▸ **What this task involves**
Would you print the full listing word for word?
═══ Records shown ═══
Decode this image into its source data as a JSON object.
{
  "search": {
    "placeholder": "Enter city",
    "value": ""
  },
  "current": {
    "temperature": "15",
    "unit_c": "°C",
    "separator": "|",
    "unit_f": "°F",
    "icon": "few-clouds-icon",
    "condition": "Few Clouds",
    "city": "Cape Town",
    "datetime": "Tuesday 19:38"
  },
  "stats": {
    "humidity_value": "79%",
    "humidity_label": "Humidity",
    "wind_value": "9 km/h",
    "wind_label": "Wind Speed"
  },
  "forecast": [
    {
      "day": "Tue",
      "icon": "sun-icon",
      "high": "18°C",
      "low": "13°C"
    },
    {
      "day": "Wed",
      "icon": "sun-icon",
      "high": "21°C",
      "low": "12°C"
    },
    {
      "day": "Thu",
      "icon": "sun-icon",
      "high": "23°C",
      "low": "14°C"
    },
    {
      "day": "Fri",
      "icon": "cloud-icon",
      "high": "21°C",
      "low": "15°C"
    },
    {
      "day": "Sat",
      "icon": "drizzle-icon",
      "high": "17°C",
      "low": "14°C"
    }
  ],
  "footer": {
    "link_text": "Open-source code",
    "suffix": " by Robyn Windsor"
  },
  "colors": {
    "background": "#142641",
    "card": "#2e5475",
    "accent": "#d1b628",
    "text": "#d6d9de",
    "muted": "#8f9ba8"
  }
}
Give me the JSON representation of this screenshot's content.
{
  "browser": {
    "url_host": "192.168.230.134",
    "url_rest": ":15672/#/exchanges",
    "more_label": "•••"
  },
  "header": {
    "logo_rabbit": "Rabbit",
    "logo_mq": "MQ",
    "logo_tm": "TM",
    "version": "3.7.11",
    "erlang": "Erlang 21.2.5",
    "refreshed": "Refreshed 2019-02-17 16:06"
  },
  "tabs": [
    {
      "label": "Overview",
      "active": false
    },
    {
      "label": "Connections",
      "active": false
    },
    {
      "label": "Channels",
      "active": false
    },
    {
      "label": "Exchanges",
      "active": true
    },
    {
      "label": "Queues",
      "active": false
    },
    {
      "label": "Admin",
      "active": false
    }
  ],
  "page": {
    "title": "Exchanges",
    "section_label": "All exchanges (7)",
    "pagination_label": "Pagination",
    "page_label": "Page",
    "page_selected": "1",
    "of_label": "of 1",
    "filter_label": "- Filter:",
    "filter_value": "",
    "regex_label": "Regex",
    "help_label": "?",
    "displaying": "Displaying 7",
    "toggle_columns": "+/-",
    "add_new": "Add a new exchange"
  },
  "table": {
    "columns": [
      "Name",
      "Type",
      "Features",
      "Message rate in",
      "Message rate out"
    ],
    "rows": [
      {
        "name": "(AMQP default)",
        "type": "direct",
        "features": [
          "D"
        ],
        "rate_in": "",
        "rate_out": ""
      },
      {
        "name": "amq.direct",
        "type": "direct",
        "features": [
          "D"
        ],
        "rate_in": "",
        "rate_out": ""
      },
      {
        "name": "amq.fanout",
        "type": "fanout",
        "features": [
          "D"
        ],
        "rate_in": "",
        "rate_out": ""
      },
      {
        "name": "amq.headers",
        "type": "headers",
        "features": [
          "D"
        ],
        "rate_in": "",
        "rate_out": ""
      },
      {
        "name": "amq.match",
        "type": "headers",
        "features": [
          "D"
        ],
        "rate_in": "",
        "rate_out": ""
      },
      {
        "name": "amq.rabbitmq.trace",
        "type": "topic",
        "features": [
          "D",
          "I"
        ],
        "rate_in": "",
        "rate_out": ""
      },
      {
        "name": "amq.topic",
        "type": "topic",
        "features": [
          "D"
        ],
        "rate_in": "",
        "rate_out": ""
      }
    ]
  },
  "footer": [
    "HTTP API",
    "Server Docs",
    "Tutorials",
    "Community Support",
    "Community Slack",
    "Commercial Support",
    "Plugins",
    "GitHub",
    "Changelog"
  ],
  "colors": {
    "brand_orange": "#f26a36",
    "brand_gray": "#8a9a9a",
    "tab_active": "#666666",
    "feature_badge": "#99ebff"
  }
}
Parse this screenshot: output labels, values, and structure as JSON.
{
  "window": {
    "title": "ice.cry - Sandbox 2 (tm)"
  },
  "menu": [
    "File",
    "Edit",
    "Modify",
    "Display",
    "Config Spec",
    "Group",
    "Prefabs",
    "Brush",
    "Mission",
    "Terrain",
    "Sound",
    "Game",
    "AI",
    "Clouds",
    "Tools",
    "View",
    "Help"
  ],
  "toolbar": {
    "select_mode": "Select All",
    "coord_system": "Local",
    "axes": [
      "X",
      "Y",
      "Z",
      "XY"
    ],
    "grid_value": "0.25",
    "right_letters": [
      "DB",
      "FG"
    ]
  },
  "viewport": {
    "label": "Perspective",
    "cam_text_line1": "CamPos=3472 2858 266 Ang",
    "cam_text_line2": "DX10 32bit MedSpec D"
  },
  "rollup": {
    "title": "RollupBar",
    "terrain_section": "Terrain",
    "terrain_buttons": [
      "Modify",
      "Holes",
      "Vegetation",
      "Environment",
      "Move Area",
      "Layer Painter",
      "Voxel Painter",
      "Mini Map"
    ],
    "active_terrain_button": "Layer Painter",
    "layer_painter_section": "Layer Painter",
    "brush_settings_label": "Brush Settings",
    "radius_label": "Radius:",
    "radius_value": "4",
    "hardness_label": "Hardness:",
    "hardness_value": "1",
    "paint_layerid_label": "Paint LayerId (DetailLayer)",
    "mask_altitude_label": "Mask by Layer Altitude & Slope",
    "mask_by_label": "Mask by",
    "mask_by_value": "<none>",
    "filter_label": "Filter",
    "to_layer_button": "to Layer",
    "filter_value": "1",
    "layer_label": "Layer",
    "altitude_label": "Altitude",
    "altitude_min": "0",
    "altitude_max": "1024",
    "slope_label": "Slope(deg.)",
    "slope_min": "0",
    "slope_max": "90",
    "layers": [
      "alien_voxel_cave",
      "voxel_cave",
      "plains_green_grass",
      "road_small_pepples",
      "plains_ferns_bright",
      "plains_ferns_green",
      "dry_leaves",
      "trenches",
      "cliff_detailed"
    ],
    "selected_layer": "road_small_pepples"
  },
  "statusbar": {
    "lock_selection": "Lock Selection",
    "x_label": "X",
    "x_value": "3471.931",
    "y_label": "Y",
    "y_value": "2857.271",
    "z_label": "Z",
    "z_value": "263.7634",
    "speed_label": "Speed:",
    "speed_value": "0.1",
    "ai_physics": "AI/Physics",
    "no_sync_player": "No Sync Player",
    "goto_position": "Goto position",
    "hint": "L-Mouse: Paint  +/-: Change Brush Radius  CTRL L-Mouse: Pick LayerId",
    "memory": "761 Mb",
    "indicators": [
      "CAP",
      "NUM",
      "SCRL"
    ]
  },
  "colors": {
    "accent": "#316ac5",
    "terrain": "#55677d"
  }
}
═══
▸ **Answer space**
Decode this image into its source data as a JSON object.
{
  "search": {
    "placeholder": "Enter city",
    "value": ""
  },
  "current": {
    "temperature": "15",
    "unit_c": "°C",
    "separator": "|",
    "unit_f": "°F",
    "icon": "few-clouds-icon",
    "condition": "Few Clouds",
    "city": "Cape Town",
    "datetime": "Tuesday 19:38"
  },
  "stats": {
    "humidity_value": "79%",
    "humidity_label": "Humidity",
    "wind_value": "9 km/h",
    "wind_label": "Wind Speed"
  },
  "forecast": [
    {
      "day": "Tue",
      "icon": "sun-icon",
      "high": "18°C",
      "low": "13°C"
    },
    {
      "day": "Wed",
      "icon": "sun-icon",
      "high": "21°C",
      "low": "12°C"
    },
    {
      "day": "Thu",
      "icon": "sun-icon",
      "high": "23°C",
      "low": "14°C"
    },
    {
      "day": "Fri",
      "icon": "cloud-icon",
      "high": "21°C",
      "low": "15°C"
    },
    {
      "day": "Sat",
      "icon": "drizzle-icon",
      "high": "17°C",
      "low": "14°C"
    }
  ],
  "footer": {
    "link_text": "Open-source code",
    "suffix": " by Robyn Windsor"
  },
  "colors": {
    "background": "#142641",
    "card": "#2e5475",
    "accent": "#d1b628",
    "text": "#d6d9de",
    "muted": "#8f9ba8"
  }
}
Give me the JSON representation of this screenshot's content.
{
  "browser": {
    "url_host": "192.168.230.134",
    "url_rest": ":15672/#/exchanges",
    "more_label": "•••"
  },
  "header": {
    "logo_rabbit": "Rabbit",
    "logo_mq": "MQ",
    "logo_tm": "TM",
    "version": "3.7.11",
    "erlang": "Erlang 21.2.5",
    "refreshed": "Refreshed 2019-02-17 16:06"
  },
  "tabs": [
    {
      "label": "Overview",
      "active": false
    },
    {
      "label": "Connections",
      "active": false
    },
    {
      "label": "Channels",
      "active": false
    },
    {
      "label": "Exchanges",
      "active": true
    },
    {
      "label": "Queues",
      "active": false
    },
    {
      "label": "Admin",
      "active": false
    }
  ],
  "page": {
    "title": "Exchanges",
    "section_label": "All exchanges (7)",
    "pagination_label": "Pagination",
    "page_label": "Page",
    "page_selected": "1",
    "of_label": "of 1",
    "filter_label": "- Filter:",
    "filter_value": "",
    "regex_label": "Regex",
    "help_label": "?",
    "displaying": "Displaying 7",
    "toggle_columns": "+/-",
    "add_new": "Add a new exchange"
  },
  "table": {
    "columns": [
      "Name",
      "Type",
      "Features",
      "Message rate in",
      "Message rate out"
    ],
    "rows": [
      {
        "name": "(AMQP default)",
        "type": "direct",
        "features": [
          "D"
        ],
        "rate_in": "",
        "rate_out": ""
      },
      {
        "name": "amq.direct",
        "type": "direct",
        "features": [
          "D"
        ],
        "rate_in": "",
        "rate_out": ""
      },
      {
        "name": "amq.fanout",
        "type": "fanout",
        "features": [
          "D"
        ],
        "rate_in": "",
        "rate_out": ""
      },
      {
        "name": "amq.headers",
        "type": "headers",
        "features": [
          "D"
        ],
        "rate_in": "",
        "rate_out": ""
      },
      {
        "name": "amq.match",
        "type": "headers",
        "features": [
          "D"
        ],
        "rate_in": "",
        "rate_out": ""
      },
      {
        "name": "amq.rabbitmq.trace",
        "type": "topic",
        "features": [
          "D",
          "I"
        ],
        "rate_in": "",
        "rate_out": ""
      },
      {
        "name": "amq.topic",
        "type": "topic",
        "features": [
          "D"
        ],
        "rate_in": "",
        "rate_out": ""
      }
    ]
  },
  "footer": [
    "HTTP API",
    "Server Docs",
    "Tutorials",
    "Community Support",
    "Community Slack",
    "Commercial Support",
    "Plugins",
    "GitHub",
    "Changelog"
  ],
  "colors": {
    "brand_orange": "#f26a36",
    "brand_gray": "#8a9a9a",
    "tab_active": "#666666",
    "feature_badge": "#99ebff"
  }
}
Parse this screenshot: output labels, values, and structure as JSON.
{
  "window": {
    "title": "ice.cry - Sandbox 2 (tm)"
  },
  "menu": [
    "File",
    "Edit",
    "Modify",
    "Display",
    "Config Spec",
    "Group",
    "Prefabs",
    "Brush",
    "Mission",
    "Terrain",
    "Sound",
    "Game",
    "AI",
    "Clouds",
    "Tools",
    "View",
    "Help"
  ],
  "toolbar": {
    "select_mode": "Select All",
    "coord_system": "Local",
    "axes": [
      "X",
      "Y",
      "Z",
      "XY"
    ],
    "grid_value": "0.25",
    "right_letters": [
      "DB",
      "FG"
    ]
  },
  "viewport": {
    "label": "Perspective",
    "cam_text_line1": "CamPos=3472 2858 266 Ang",
    "cam_text_line2": "DX10 32bit MedSpec D"
  },
  "rollup": {
    "title": "RollupBar",
    "terrain_section": "Terrain",
    "terrain_buttons": [
      "Modify",
      "Holes",
      "Vegetation",
      "Environment",
      "Move Area",
      "Layer Painter",
      "Voxel Painter",
      "Mini Map"
    ],
    "active_terrain_button": "Layer Painter",
    "layer_painter_section": "Layer Painter",
    "brush_settings_label": "Brush Settings",
    "radius_label": "Radius:",
    "radius_value": "4",
    "hardness_label": "Hardness:",
    "hardness_value": "1",
    "paint_layerid_label": "Paint LayerId (DetailLayer)",
    "mask_altitude_label": "Mask by Layer Altitude & Slope",
    "mask_by_label": "Mask by",
    "mask_by_value": "<none>",
    "filter_label": "Filter",
    "to_layer_button": "to Layer",
    "filter_value": "1",
    "layer_label": "Layer",
    "altitude_label": "Altitude",
    "altitude_min": "0",
    "altitude_max": "1024",
    "slope_label": "Slope(deg.)",
    "slope_min": "0",
    "slope_max": "90",
    "layers": [
      "alien_voxel_cave",
      "voxel_cave",
      "plains_green_grass",
      "road_small_pepples",
      "plains_ferns_bright",
      "plains_ferns_green",
      "dry_leaves",
      "trenches",
      "cliff_detailed"
    ],
    "selected_layer": "road_small_pepples"
  },
  "statusbar": {
    "lock_selection": "Lock Selection",
    "x_label": "X",
    "x_value": "3471.931",
    "y_label": "Y",
    "y_value": "2857.271",
    "z_label": "Z",
    "z_value": "263.7634",
    "speed_label": "Speed:",
    "speed_value": "0.1",
    "ai_physics": "AI/Physics",
    "no_sync_player": "No Sync Player",
    "goto_position": "Goto position",
    "hint": "L-Mouse: Paint  +/-: Change Brush Radius  CTRL L-Mouse: Pick LayerId",
    "memory": "761 Mb",
    "indicators": [
      "CAP",
      "NUM",
      "SCRL"
    ]
  },
  "colors": {
    "accent": "#316ac5",
    "terrain": "#55677d"
  }
}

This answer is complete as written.